In Big Deal: Confessions of a Professional Poker Player, Anthony Holden quotes the Crony (Al Alvarez) describing The Education of a Poker Player as “a funny, vivid, utterly unliterary book” that despite its flaws teaches an important lesson to poker players -- always to try to get the best of it, and avoid situations where you cannot. “Yardley’s Law” (as Alvarez describes it) is to “Assume the worst, believe no one, and make your move only when you are certain that you are unbeatable or have, at worst, exceptionally good odds in your favor.”
(By the way, Holden has just come out with a sequel -- Bigger Deal: A Year Inside the Poker Boom, reviewed by Tim Peters in the latest CardPlayer.)

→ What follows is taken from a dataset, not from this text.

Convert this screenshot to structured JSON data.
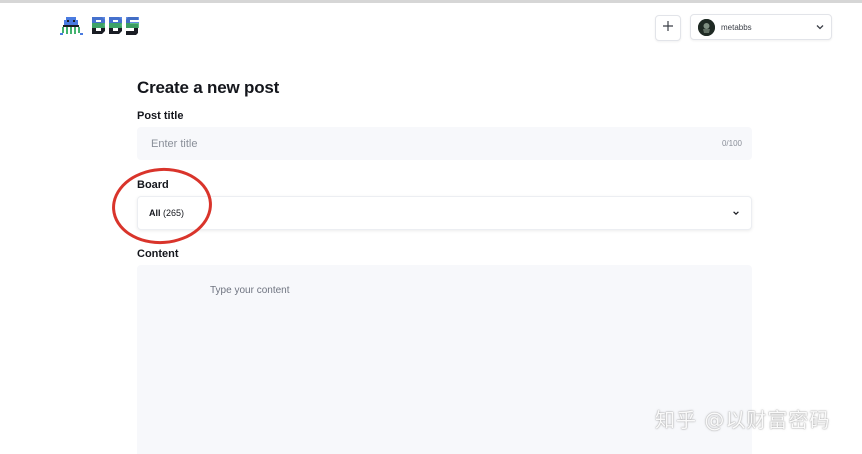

The Education of a Poker Player is divided into three parts, with the third functioning as an appendix explaining the rules to various non-standard games (e.g., Doctor Pepper, Baseball, Spit-in-the-Ocean). Parts One and Two are both subtitled “Poker Stories,” with each presenting extended lessons in particular games deftly communicated via anecdotes from Yardley’s interesting life.
The stories in Part One emerge from Yardley’s tutelage as a teenager playing poker in Indiana saloons. These tales are all set at Monty’s Place, the young Yardley’s favorite place to play because it was the only saloon that ran a “clean” game. “Monty” is James Montgomery, the saloon’s proprietor who serves as Yardley’s poker mentor. Some have speculated that Monty is a composite of various figures Yardley encountered over the years, although Yardley himself insisted that like all of the other characters in the book, Monty was a real person.
Here’s a taste of Yardley’s prose style -- not Shakespeare, mind you, but not entirely “unliterary” either. In this passage, Yardley reflects on the various characters whom he witnessed routinely passing through Monty’s Place:
It is said that sooner or later everyone of any note comes to the Café de la Paix in Paris to sip a drink and watch the crowd. I read somewhere that a detective, looking for a murderer from Indianapolis, Indiana, took up a position at the Café, sure that his man would show up.Monty teaches Yardley the ins and outs of five-card draw (jacks or better), five-card stud, and five-card draw (deuces wild with the joker). He also shares valuable advice about hand reading, recognizing tells, and the psychology of poker.
Well, the detective might just as well have chosen Monty’s Place. To my young mind, everyone of note came there to lose his money -- itenerant trainmen, barbers, magicians, actors, jugglers, owners of shows, drummers, coal operators, land speculators, farmers, poultrymen, cattlemen, liverymen. And of course there were the usual town bastards, drug addicts, idiots, drunkards, not to mention the bankers, small businessmen, preachers, atheists and old soldiers. There was also Doc Prittle, the local sawbones, who bragged he’d taken a six-weeks’ course in medicine at Prairie City and had a diploma to show for it. (I can’t include the whores, because they were not admitted to Monty’s Place, where men could tell a dirty story without fear of offending feminine ears.)
Part Two then traces a few incidents from Yardley’s career as a codebreaker for the U.S. government. Yardley headed MI-8, or the Black Chamber, kind of an early version of the N.S.A. He began his work there just after World War I, then he continued to be active with MI-8 through most of the 20s until the Stock Market crash precipated the shutting down of the cryptographic organization. Yardley then wrote a book, The American Black Chamber (published in 1931), that detailed much of his experience with MI-8 -- too much, actually, as far as the U.S. government was concerned. The second part of The Education of a Poker Player shows Yardley cracking Japanese codes in China while playing various poker games with both enemies and allies. In this part of the book, Yardley assumes Monty’s role as teacher, instructing his interpreter (Ling) in five-card draw (low ball), seven-card stud, and seven-card stud hi-lo.
In the end, Yardley comes off as a worldly James Bond-like figure, with many of the tales from Monty’s Place and various backrooms in China helping successfully build a kind of hard-boiled, tough guy ethos for the author. There’s genuinely useful advice about poker, as well, particularly from Monty in Part One. I’m tempted to take Monty’s guidelines for five-card draw to the tables over on PokerStars, just to see if I can follow them (and if they work).
All of the poker advice, ultimately, does closely follow Alvarez’s above-quoted paraphrase of “Yardley’s Law.” Avoid unfavorable, negative-EV situations, and do your best to let the suckers give you their money. Makes sense, actually, to try to be like Monty, who says he simply will not sit down in a game -- or stay -- unless he’s getting the best of it. “I figure the odds for every card I draw,” says Monty, “and if the odds aren’t favorable, I fold. This doesn’t sound very friendly. But what’s friendly about poker? It’s a cutthroat game, at best.”
Labels: *by the book